* **How to complete this task**: Every single entry that follows must be copied exactly.

-------- Data for review --------

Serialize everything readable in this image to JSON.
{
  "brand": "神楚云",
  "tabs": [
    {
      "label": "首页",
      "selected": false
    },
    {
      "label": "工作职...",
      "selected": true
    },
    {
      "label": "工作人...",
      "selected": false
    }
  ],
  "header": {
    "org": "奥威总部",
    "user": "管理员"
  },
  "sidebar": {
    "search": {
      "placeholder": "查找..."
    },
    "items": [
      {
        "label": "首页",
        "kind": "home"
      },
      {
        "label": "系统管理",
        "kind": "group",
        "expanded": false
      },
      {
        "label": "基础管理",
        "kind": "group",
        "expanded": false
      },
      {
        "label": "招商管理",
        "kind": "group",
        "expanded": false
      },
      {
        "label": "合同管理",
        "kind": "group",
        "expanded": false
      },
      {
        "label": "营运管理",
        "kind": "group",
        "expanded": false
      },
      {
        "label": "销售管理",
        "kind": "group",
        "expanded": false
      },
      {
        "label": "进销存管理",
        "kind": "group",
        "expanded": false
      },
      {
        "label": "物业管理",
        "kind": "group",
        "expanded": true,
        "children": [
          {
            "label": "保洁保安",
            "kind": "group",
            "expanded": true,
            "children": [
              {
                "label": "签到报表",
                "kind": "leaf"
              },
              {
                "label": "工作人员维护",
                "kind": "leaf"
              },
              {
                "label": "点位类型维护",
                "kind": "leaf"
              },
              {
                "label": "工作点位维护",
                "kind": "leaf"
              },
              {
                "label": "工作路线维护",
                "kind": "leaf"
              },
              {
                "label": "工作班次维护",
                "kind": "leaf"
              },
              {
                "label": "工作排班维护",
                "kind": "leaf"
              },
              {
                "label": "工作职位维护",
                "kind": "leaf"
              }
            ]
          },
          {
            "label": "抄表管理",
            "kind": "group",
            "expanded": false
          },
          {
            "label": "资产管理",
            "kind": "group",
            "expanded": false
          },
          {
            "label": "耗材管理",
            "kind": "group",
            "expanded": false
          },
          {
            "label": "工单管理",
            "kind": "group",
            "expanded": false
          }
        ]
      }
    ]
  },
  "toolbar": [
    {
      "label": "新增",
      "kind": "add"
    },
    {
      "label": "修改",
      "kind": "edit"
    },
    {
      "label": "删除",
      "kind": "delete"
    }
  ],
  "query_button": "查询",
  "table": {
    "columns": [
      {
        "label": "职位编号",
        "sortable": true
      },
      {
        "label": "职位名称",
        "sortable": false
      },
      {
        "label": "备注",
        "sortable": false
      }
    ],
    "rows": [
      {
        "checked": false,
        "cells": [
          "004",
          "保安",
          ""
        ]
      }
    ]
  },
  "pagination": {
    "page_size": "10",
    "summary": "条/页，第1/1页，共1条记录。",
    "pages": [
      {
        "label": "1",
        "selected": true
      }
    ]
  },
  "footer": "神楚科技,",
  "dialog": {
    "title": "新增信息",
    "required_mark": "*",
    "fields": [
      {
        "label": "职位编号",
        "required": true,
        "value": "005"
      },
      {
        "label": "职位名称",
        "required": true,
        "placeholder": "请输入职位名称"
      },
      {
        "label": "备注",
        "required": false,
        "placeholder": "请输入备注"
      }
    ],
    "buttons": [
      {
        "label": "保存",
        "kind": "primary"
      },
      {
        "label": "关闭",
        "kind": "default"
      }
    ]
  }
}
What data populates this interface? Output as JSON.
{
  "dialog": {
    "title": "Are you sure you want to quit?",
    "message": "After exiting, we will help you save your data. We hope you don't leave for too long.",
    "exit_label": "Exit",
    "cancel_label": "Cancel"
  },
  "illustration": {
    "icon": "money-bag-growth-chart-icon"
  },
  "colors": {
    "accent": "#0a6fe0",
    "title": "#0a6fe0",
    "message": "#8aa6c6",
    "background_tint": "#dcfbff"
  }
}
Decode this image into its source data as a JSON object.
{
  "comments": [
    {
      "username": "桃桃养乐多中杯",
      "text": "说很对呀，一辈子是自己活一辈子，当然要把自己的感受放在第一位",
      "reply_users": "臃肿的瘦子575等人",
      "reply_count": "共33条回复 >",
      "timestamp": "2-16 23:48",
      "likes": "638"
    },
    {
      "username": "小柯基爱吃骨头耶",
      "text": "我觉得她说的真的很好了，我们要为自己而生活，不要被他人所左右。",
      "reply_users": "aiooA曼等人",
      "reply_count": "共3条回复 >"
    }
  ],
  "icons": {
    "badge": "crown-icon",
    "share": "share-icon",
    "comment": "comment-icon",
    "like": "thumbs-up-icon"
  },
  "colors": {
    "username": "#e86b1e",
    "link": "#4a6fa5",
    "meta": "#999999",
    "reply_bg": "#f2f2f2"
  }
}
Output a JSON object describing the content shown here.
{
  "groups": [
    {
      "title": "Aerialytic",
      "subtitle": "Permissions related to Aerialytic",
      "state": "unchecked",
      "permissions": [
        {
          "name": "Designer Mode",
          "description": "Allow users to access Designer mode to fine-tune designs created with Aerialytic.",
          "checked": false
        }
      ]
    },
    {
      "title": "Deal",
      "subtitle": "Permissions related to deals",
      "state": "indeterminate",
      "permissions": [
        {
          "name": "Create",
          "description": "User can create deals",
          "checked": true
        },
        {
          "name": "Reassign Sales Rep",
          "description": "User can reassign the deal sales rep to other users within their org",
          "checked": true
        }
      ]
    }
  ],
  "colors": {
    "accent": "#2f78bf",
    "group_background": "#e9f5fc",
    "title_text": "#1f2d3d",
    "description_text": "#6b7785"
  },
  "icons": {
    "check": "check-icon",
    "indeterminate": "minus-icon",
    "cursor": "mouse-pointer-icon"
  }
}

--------

* **Exercise solution**:
Serialize everything readable in this image to JSON.
{
  "brand": "神楚云",
  "tabs": [
    {
      "label": "首页",
      "selected": false
    },
    {
      "label": "工作职...",
      "selected": true
    },
    {
      "label": "工作人...",
      "selected": false
    }
  ],
  "header": {
    "org": "奥威总部",
    "user": "管理员"
  },
  "sidebar": {
    "search": {
      "placeholder": "查找..."
    },
    "items": [
      {
        "label": "首页",
        "kind": "home"
      },
      {
        "label": "系统管理",
        "kind": "group",
        "expanded": false
      },
      {
        "label": "基础管理",
        "kind": "group",
        "expanded": false
      },
      {
        "label": "招商管理",
        "kind": "group",
        "expanded": false
      },
      {
        "label": "合同管理",
        "kind": "group",
        "expanded": false
      },
      {
        "label": "营运管理",
        "kind": "group",
        "expanded": false
      },
      {
        "label": "销售管理",
        "kind": "group",
        "expanded": false
      },
      {
        "label": "进销存管理",
        "kind": "group",
        "expanded": false
      },
      {
        "label": "物业管理",
        "kind": "group",
        "expanded": true,
        "children": [
          {
            "label": "保洁保安",
            "kind": "group",
            "expanded": true,
            "children": [
              {
                "label": "签到报表",
                "kind": "leaf"
              },
              {
                "label": "工作人员维护",
                "kind": "leaf"
              },
              {
                "label": "点位类型维护",
                "kind": "leaf"
              },
              {
                "label": "工作点位维护",
                "kind": "leaf"
              },
              {
                "label": "工作路线维护",
                "kind": "leaf"
              },
              {
                "label": "工作班次维护",
                "kind": "leaf"
              },
              {
                "label": "工作排班维护",
                "kind": "leaf"
              },
              {
                "label": "工作职位维护",
                "kind": "leaf"
              }
            ]
          },
          {
            "label": "抄表管理",
            "kind": "group",
            "expanded": false
          },
          {
            "label": "资产管理",
            "kind": "group",
            "expanded": false
          },
          {
            "label": "耗材管理",
            "kind": "group",
            "expanded": false
          },
          {
            "label": "工单管理",
            "kind": "group",
            "expanded": false
          }
        ]
      }
    ]
  },
  "toolbar": [
    {
      "label": "新增",
      "kind": "add"
    },
    {
      "label": "修改",
      "kind": "edit"
    },
    {
      "label": "删除",
      "kind": "delete"
    }
  ],
  "query_button": "查询",
  "table": {
    "columns": [
      {
        "label": "职位编号",
        "sortable": true
      },
      {
        "label": "职位名称",
        "sortable": false
      },
      {
        "label": "备注",
        "sortable": false
      }
    ],
    "rows": [
      {
        "checked": false,
        "cells": [
          "004",
          "保安",
          ""
        ]
      }
    ]
  },
  "pagination": {
    "page_size": "10",
    "summary": "条/页，第1/1页，共1条记录。",
    "pages": [
      {
        "label": "1",
        "selected": true
      }
    ]
  },
  "footer": "神楚科技,",
  "dialog": {
    "title": "新增信息",
    "required_mark": "*",
    "fields": [
      {
        "label": "职位编号",
        "required": true,
        "value": "005"
      },
      {
        "label": "职位名称",
        "required": true,
        "placeholder": "请输入职位名称"
      },
      {
        "label": "备注",
        "required": false,
        "placeholder": "请输入备注"
      }
    ],
    "buttons": [
      {
        "label": "保存",
        "kind": "primary"
      },
      {
        "label": "关闭",
        "kind": "default"
      }
    ]
  }
}
What data populates this interface? Output as JSON.
{
  "dialog": {
    "title": "Are you sure you want to quit?",
    "message": "After exiting, we will help you save your data. We hope you don't leave for too long.",
    "exit_label": "Exit",
    "cancel_label": "Cancel"
  },
  "illustration": {
    "icon": "money-bag-growth-chart-icon"
  },
  "colors": {
    "accent": "#0a6fe0",
    "title": "#0a6fe0",
    "message": "#8aa6c6",
    "background_tint": "#dcfbff"
  }
}
Decode this image into its source data as a JSON object.
{
  "comments": [
    {
      "username": "桃桃养乐多中杯",
      "text": "说很对呀，一辈子是自己活一辈子，当然要把自己的感受放在第一位",
      "reply_users": "臃肿的瘦子575等人",
      "reply_count": "共33条回复 >",
      "timestamp": "2-16 23:48",
      "likes": "638"
    },
    {
      "username": "小柯基爱吃骨头耶",
      "text": "我觉得她说的真的很好了，我们要为自己而生活，不要被他人所左右。",
      "reply_users": "aiooA曼等人",
      "reply_count": "共3条回复 >"
    }
  ],
  "icons": {
    "badge": "crown-icon",
    "share": "share-icon",
    "comment": "comment-icon",
    "like": "thumbs-up-icon"
  },
  "colors": {
    "username": "#e86b1e",
    "link": "#4a6fa5",
    "meta": "#999999",
    "reply_bg": "#f2f2f2"
  }
}
Output a JSON object describing the content shown here.
{
  "groups": [
    {
      "title": "Aerialytic",
      "subtitle": "Permissions related to Aerialytic",
      "state": "unchecked",
      "permissions": [
        {
          "name": "Designer Mode",
          "description": "Allow users to access Designer mode to fine-tune designs created with Aerialytic.",
          "checked": false
        }
      ]
    },
    {
      "title": "Deal",
      "subtitle": "Permissions related to deals",
      "state": "indeterminate",
      "permissions": [
        {
          "name": "Create",
          "description": "User can create deals",
          "checked": true
        },
        {
          "name": "Reassign Sales Rep",
          "description": "User can reassign the deal sales rep to other users within their org",
          "checked": true
        }
      ]
    }
  ],
  "colors": {
    "accent": "#2f78bf",
    "group_background": "#e9f5fc",
    "title_text": "#1f2d3d",
    "description_text": "#6b7785"
  },
  "icons": {
    "check": "check-icon",
    "indeterminate": "minus-icon",
    "cursor": "mouse-pointer-icon"
  }
}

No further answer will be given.